Park spokesman Al Nash says a total of 800 to 900 bison that migrate out of the park could be removed.

"We're doing so to be able to approach the target bison population and to see if we can reduce the potential for a mass-migration of bison into Montana where there is still some limited tolerance."

Crossbows, Fantasy Sports On This Week's Legislative Agenda

Jan 14, 2015
William Marcus

Thursday and Friday at the Montana Legislature will set the stage for some interesting new bills by freshman Columbus Representative Forrest Mandeville.

On Thursday, he’s presenting House Bill 176, which would allow crossbows to be used for hunting during archery season.

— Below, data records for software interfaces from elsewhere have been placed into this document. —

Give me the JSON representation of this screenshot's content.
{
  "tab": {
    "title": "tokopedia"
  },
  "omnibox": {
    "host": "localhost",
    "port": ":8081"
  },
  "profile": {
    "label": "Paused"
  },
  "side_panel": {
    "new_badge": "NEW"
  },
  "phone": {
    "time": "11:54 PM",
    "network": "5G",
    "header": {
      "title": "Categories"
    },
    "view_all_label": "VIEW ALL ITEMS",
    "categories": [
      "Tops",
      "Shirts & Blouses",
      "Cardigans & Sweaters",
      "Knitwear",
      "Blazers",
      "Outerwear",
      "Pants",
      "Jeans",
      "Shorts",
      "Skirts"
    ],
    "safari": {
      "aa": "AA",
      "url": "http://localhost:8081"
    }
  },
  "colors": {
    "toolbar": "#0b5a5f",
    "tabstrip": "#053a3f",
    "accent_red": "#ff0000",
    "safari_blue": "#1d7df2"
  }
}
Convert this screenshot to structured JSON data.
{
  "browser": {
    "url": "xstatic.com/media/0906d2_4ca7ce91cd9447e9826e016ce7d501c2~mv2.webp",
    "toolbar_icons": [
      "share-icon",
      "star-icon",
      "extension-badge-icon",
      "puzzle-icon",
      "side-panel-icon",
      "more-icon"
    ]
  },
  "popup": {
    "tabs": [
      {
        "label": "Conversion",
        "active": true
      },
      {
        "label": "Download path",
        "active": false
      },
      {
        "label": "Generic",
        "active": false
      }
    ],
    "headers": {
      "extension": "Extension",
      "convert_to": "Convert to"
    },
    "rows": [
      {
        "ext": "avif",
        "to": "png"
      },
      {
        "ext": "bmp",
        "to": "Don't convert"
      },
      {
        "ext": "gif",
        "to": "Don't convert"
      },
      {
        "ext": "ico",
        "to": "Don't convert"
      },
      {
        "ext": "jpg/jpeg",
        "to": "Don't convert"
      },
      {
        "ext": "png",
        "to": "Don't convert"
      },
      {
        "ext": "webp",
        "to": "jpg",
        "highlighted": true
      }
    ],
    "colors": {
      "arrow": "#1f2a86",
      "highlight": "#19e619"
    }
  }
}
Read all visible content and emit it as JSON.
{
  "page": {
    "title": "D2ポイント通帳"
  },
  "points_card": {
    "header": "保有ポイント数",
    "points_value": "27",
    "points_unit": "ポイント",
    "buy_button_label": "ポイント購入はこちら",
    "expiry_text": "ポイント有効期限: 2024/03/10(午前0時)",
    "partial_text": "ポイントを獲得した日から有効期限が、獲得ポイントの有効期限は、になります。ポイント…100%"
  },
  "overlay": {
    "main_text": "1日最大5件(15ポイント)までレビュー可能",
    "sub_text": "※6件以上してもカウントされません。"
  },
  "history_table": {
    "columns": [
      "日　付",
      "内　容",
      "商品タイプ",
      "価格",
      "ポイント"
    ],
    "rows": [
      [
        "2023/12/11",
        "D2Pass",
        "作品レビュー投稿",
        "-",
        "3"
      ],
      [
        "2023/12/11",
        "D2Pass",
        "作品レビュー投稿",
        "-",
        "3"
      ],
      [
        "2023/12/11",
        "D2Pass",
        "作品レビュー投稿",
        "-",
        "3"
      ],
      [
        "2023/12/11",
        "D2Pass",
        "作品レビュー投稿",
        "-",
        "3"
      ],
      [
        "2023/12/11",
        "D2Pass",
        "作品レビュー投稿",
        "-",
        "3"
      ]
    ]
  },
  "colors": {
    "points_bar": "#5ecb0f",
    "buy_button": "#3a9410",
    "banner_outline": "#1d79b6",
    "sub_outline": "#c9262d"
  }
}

U.S. Fish and Wildlife Service

Organizers have canceled the coyote and wolf hunting event in Sanders County, Montana that was scheduled for January 16 - 18. The owner of the hotel where registration was going to take place tells us he received death threats against himself and his family, and threats of "character assassination and business assassination," but has no comment beyond that.

Click here to see the Facebook post announcing the event's cancelation.

The Top Stories Of 2014 On MTPR

Dec 29, 2014
Dan Boyce

With a new year just around the corner, it's time to look back at the year's big stories. Here are some of the most popular stories from 2014 on mtpr.org.

Ancient Human Remains Come From Montana Ancestor Of Most Native Americans

DNA evidence recovered from ancient human remains found in Montana is providing definitive answers to the origin of Native Americans.

Clay Scott

80-year-old leather worker Pauline Olson of Augusta, Montana, talks about God, deer hunting, and a life of struggling to keep afloat along the Rocky Mountain Front.

Courtesy Montana Legislature

A state lawmaker says he wants to introduce legislation to address ongoing hunting violations in Montana. Republican state Representative Kelly Flynn lives near Townsend where a second so-called "crowd-shooting" incident took place last week.

There’s been another “crowd shooting” incident involving a herd of elk in Montana.

Broadwater County Undersheriff Wynn Meehan says that on Thanksgiving day hundreds of elk near Townsend were hazed by trucks for at least five miles before getting boxed-in and fired on by dozens of Montanans. 

Some of the elk eventually split-off from the main herd, but were immediately pursued into adjacent private land near Highway 12.

Meehan says the trouble resumed first thing Friday morning:

A “crowd-shooting” incident on the east side of Canyon Ferry Reservoir last weekend has opened a discussion about hunter ethics; specifically, when is it OK to shoot a game animal?

Justin Feddes says the shooting in the White's Gulch area outside Helena started at first light last Sunday morning.

"If I had to guess, I'd say probably around 30 elk were killed. Probably 18 - 20 bulls, the rest were probably cows. We had two wounded," said Feddes.

Finding Peace Between People And Elephants

Jul 24, 2014
David Western

Dr. Jonah Western, chairman of the African Conservation Centre, Nairobi, Kenya Western is a scientist studying conflict and co-existence between wildlife and humans. In community-based conservation, Western has discovered a model that could be useful not just in Kenya, but in Montana.

In our Clip of the Week he explains how two different  elephant encounters heavily influenced his view of wildlife and wildlife-human conflict.

Stream Access Primer

Jul 11, 2014
Flikr user: Mirrur Image (CC-BY-NC)

Now that the rivers have fallen, summer is heating up and recreationists are hitting the state’s streams and rivers in force, it’s not a bad time to review exactly what is legal and what isn’t regarding recreational access to the state’s waters. When the public hews to the law it better ensures that inevitable and tiresome attacks on Montana’s stream access laws by legislators, non-resident landowners and so-called free-market think tanks will continue to fail miserably.

NRCS - Montana

The Montana Fish and Wildlife Commission has barred sage-grouse hunting in all or part of 32 counties and shortened the hunting season from two months to one.

An earlier plan that would have closed the entire state to hunting the game birds due to their low numbers.

Instead, all or part of 13 counties in central Montana and six counties in the southwestern part of the state will be open to hunting from Sept. 1 through Sept. 30.